TASK OBJECTIVE: Every entry here needs to be repeated exactly.

______________________________

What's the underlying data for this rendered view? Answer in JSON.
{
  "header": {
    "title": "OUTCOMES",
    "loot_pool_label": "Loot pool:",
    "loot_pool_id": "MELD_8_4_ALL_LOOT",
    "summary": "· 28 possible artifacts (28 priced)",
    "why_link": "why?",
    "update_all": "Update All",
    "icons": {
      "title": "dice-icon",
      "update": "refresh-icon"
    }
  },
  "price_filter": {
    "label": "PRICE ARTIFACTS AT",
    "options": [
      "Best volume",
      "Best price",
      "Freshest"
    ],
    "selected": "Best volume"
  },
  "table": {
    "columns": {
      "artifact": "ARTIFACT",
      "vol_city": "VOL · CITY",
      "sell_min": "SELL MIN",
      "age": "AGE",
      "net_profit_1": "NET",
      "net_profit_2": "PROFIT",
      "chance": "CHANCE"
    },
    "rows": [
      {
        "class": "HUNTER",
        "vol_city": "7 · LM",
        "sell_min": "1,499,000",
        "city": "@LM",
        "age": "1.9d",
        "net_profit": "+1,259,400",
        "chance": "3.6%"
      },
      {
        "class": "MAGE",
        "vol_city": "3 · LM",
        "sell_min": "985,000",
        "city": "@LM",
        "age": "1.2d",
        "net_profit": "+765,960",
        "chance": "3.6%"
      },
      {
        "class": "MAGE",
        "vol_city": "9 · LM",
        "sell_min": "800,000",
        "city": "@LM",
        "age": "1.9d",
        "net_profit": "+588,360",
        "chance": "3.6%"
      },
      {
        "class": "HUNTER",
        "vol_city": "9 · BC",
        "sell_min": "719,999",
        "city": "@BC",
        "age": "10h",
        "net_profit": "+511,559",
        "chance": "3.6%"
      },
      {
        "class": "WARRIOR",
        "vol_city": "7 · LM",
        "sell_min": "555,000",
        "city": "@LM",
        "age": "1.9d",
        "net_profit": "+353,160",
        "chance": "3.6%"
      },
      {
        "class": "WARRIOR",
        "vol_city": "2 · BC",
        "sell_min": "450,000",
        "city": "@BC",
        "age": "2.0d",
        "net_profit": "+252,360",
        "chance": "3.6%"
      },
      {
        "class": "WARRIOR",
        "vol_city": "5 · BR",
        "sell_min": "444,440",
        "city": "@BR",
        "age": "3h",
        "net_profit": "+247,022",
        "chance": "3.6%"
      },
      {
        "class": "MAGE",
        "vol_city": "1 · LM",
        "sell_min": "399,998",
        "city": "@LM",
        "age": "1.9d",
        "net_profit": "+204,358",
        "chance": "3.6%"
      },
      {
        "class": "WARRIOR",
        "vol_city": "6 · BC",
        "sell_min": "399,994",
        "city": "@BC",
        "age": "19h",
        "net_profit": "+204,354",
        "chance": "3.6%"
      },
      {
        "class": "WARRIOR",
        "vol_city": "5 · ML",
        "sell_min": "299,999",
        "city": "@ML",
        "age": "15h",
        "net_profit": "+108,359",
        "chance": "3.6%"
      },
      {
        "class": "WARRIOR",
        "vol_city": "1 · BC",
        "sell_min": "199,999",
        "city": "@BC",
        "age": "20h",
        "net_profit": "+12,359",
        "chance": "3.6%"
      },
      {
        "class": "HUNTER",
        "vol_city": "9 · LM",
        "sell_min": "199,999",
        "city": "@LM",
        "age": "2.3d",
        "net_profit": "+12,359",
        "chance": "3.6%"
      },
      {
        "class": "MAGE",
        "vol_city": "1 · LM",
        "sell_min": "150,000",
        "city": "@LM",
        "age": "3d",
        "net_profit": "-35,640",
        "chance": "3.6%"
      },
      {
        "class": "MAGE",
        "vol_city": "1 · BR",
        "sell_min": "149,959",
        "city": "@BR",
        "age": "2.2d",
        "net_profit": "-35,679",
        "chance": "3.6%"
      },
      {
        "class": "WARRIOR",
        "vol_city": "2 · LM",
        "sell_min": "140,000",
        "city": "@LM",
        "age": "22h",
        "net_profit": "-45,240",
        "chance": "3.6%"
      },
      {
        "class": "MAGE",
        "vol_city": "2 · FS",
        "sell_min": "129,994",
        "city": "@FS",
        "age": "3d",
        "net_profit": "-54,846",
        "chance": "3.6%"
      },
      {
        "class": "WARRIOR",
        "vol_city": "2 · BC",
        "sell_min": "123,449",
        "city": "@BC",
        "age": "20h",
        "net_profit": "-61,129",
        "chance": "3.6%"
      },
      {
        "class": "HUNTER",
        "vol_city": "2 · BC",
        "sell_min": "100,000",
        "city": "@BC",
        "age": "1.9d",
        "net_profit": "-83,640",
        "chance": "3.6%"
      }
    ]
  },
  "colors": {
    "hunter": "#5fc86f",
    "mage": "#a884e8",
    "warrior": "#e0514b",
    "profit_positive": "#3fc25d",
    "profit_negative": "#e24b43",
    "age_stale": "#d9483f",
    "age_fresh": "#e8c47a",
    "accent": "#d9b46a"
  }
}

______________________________

WORKED SOLUTION:
What's the underlying data for this rendered view? Answer in JSON.
{
  "header": {
    "title": "OUTCOMES",
    "loot_pool_label": "Loot pool:",
    "loot_pool_id": "MELD_8_4_ALL_LOOT",
    "summary": "· 28 possible artifacts (28 priced)",
    "why_link": "why?",
    "update_all": "Update All",
    "icons": {
      "title": "dice-icon",
      "update": "refresh-icon"
    }
  },
  "price_filter": {
    "label": "PRICE ARTIFACTS AT",
    "options": [
      "Best volume",
      "Best price",
      "Freshest"
    ],
    "selected": "Best volume"
  },
  "table": {
    "columns": {
      "artifact": "ARTIFACT",
      "vol_city": "VOL · CITY",
      "sell_min": "SELL MIN",
      "age": "AGE",
      "net_profit_1": "NET",
      "net_profit_2": "PROFIT",
      "chance": "CHANCE"
    },
    "rows": [
      {
        "class": "HUNTER",
        "vol_city": "7 · LM",
        "sell_min": "1,499,000",
        "city": "@LM",
        "age": "1.9d",
        "net_profit": "+1,259,400",
        "chance": "3.6%"
      },
      {
        "class": "MAGE",
        "vol_city": "3 · LM",
        "sell_min": "985,000",
        "city": "@LM",
        "age": "1.2d",
        "net_profit": "+765,960",
        "chance": "3.6%"
      },
      {
        "class": "MAGE",
        "vol_city": "9 · LM",
        "sell_min": "800,000",
        "city": "@LM",
        "age": "1.9d",
        "net_profit": "+588,360",
        "chance": "3.6%"
      },
      {
        "class": "HUNTER",
        "vol_city": "9 · BC",
        "sell_min": "719,999",
        "city": "@BC",
        "age": "10h",
        "net_profit": "+511,559",
        "chance": "3.6%"
      },
      {
        "class": "WARRIOR",
        "vol_city": "7 · LM",
        "sell_min": "555,000",
        "city": "@LM",
        "age": "1.9d",
        "net_profit": "+353,160",
        "chance": "3.6%"
      },
      {
        "class": "WARRIOR",
        "vol_city": "2 · BC",
        "sell_min": "450,000",
        "city": "@BC",
        "age": "2.0d",
        "net_profit": "+252,360",
        "chance": "3.6%"
      },
      {
        "class": "WARRIOR",
        "vol_city": "5 · BR",
        "sell_min": "444,440",
        "city": "@BR",
        "age": "3h",
        "net_profit": "+247,022",
        "chance": "3.6%"
      },
      {
        "class": "MAGE",
        "vol_city": "1 · LM",
        "sell_min": "399,998",
        "city": "@LM",
        "age": "1.9d",
        "net_profit": "+204,358",
        "chance": "3.6%"
      },
      {
        "class": "WARRIOR",
        "vol_city": "6 · BC",
        "sell_min": "399,994",
        "city": "@BC",
        "age": "19h",
        "net_profit": "+204,354",
        "chance": "3.6%"
      },
      {
        "class": "WARRIOR",
        "vol_city": "5 · ML",
        "sell_min": "299,999",
        "city": "@ML",
        "age": "15h",
        "net_profit": "+108,359",
        "chance": "3.6%"
      },
      {
        "class": "WARRIOR",
        "vol_city": "1 · BC",
        "sell_min": "199,999",
        "city": "@BC",
        "age": "20h",
        "net_profit": "+12,359",
        "chance": "3.6%"
      },
      {
        "class": "HUNTER",
        "vol_city": "9 · LM",
        "sell_min": "199,999",
        "city": "@LM",
        "age": "2.3d",
        "net_profit": "+12,359",
        "chance": "3.6%"
      },
      {
        "class": "MAGE",
        "vol_city": "1 · LM",
        "sell_min": "150,000",
        "city": "@LM",
        "age": "3d",
        "net_profit": "-35,640",
        "chance": "3.6%"
      },
      {
        "class": "MAGE",
        "vol_city": "1 · BR",
        "sell_min": "149,959",
        "city": "@BR",
        "age": "2.2d",
        "net_profit": "-35,679",
        "chance": "3.6%"
      },
      {
        "class": "WARRIOR",
        "vol_city": "2 · LM",
        "sell_min": "140,000",
        "city": "@LM",
        "age": "22h",
        "net_profit": "-45,240",
        "chance": "3.6%"
      },
      {
        "class": "MAGE",
        "vol_city": "2 · FS",
        "sell_min": "129,994",
        "city": "@FS",
        "age": "3d",
        "net_profit": "-54,846",
        "chance": "3.6%"
      },
      {
        "class": "WARRIOR",
        "vol_city": "2 · BC",
        "sell_min": "123,449",
        "city": "@BC",
        "age": "20h",
        "net_profit": "-61,129",
        "chance": "3.6%"
      },
      {
        "class": "HUNTER",
        "vol_city": "2 · BC",
        "sell_min": "100,000",
        "city": "@BC",
        "age": "1.9d",
        "net_profit": "-83,640",
        "chance": "3.6%"
      }
    ]
  },
  "colors": {
    "hunter": "#5fc86f",
    "mage": "#a884e8",
    "warrior": "#e0514b",
    "profit_positive": "#3fc25d",
    "profit_negative": "#e24b43",
    "age_stale": "#d9483f",
    "age_fresh": "#e8c47a",
    "accent": "#d9b46a"
  }
}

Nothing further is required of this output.